APS - 08 May 2017

WASHINGTON - U.S. non-governmental organization Human Rights Watch (HRW) declared that Morocco failed to meet its international obligations, when it expelled from its territory last April about fifty Syrian refugees.

"Expelling asylum-seekers from its territory (...) without giving them the possibility to apply for refugee status constitutes a violation of Morocco's international obligations," a statement released by HRW said.

"Such decisions may also be in violation of Article 29 of Moroccan law 02-03 on entry by foreigners and their presence in the Kingdom of Morocco. The article also prohibits deportation of pregnant women," the Washington-based NGO said.

Quoting the office of the United Nations High Commissioner for Refugees (UNHCR) in Morocco, HRW indicates that the two Syrian refugee groups numbered 55 people, including 20 women and 22 children.

HRW indicates that two among the expelled women are several months pregnant. In fact, one of the women gave birth on April 23 within the border area, located near the Moroccan town of Figuig.

Witness reports made by refugees and collected by HRW stood in opposition to the grave accusations leveled by the Moroccan authorities blaming Algeria for the expulsion of Syrian nationals to Morocco.

The Syrian nationals attempted to enter Moroccan territory of their own volition and without particular constraint, using help from local populations, according to the same witness reports.

A woman who was part of one of the groups of asylum-seekers related for HRW the facts as they occurred, stressing that "her group had left Algeria around April 17, with guidance from local people.

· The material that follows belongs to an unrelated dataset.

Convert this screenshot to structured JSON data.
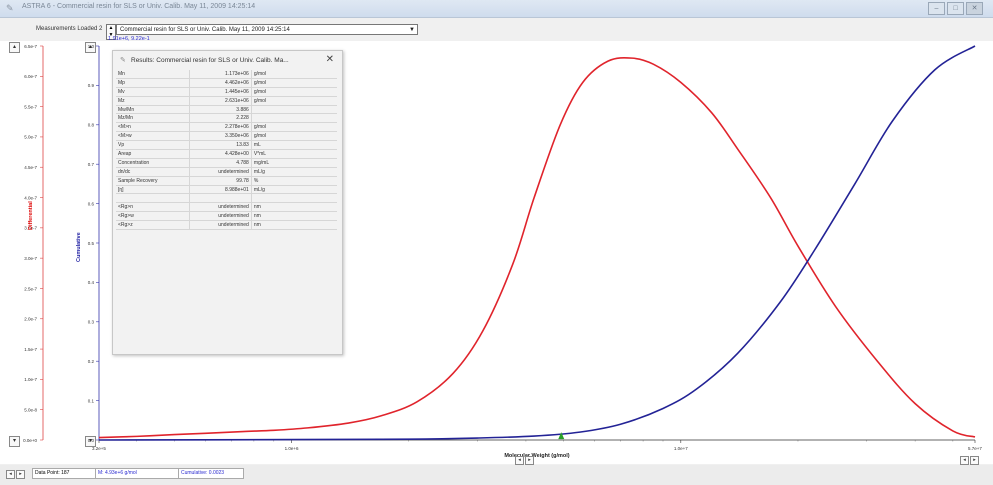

However, the next day, Moroccan security forces intercepted them and pushed them back toward Algeria."
"We were a group of 14 people, mostly women and children and only one man. We traveled to Algeria from Syria through Libya and Sudan. We crossed the Moroccan border with the help of local people, but Moroccan border guards stopped us and made us spend the night. The next day, they pushed us back toward Algeria," she told HRW.

Algeria has reacted strongly to the grave accusations leveled by the Moroccan authorities blaming it for an alleged attempt by Syrian nationals to enter Moroccan territory from Algeria.

The ministry of foreign affairs had categorically rejected such "deceitful" and "totally unfounded allegations", recalling that Algeria has always abstained out of spirit of responsibility to give political scope and media coverage to "premeditated" and "repetitive" acts of that nature by Morocco, which exploits "human drama for hostile propaganda ends."